|SEVERE STORM STRUCTURE: MAMMATUS
METEOROLOGIST JEFF HABY
Mammatus are pouched shaped clouds that protrude downward from the
thunderstorm's anvil. They form
as negatively buoyant moisture laden air sinks. The cloud remains visible until the air sinks enough
relative humidity falls below 100%. The portion that has a relative humidity of 100% remains visible.
Theories to how they form include: 1) turbulent eddies mixing down moisture,
2) evaporative cooling with surrounding
air causes pockets of sinking air, 3) pockets of precipitation falling out of the anvil that produce
tend to be most prominent in extremely
severe storms but can occur when storms are not severe also. The diagram below

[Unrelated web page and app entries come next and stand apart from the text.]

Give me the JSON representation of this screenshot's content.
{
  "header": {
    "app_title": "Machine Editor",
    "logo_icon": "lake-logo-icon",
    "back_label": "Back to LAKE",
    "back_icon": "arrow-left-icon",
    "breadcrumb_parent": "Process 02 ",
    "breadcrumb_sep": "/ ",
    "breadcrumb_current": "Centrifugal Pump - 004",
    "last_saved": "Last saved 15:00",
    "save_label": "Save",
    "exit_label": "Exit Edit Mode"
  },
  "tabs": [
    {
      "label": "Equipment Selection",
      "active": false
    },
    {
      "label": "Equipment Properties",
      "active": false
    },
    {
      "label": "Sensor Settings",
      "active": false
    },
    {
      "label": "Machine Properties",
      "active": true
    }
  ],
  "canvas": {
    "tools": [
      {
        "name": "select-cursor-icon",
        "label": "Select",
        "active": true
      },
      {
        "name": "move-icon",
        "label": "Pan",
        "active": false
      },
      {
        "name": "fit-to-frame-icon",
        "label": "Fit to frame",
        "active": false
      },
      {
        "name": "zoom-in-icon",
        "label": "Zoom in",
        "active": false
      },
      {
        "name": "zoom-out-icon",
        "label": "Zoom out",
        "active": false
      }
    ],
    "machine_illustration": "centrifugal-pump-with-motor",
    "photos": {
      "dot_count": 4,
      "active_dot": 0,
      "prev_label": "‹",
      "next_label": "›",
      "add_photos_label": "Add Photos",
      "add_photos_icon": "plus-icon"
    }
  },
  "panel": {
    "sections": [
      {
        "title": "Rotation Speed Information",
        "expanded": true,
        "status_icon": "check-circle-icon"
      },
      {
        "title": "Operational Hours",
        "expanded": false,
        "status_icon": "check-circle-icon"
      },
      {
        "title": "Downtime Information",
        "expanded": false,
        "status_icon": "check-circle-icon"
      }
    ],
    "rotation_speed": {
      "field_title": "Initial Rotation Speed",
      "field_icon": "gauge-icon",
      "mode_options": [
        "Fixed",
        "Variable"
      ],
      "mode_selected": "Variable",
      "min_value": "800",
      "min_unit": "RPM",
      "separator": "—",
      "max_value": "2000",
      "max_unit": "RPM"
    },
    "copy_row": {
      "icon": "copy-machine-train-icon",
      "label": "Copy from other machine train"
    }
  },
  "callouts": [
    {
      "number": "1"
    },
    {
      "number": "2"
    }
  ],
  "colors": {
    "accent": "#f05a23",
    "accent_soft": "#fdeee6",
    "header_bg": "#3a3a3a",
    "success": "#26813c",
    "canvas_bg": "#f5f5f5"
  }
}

shows mammatus at "C" in two places. Below the diagram is a picture of mammatus.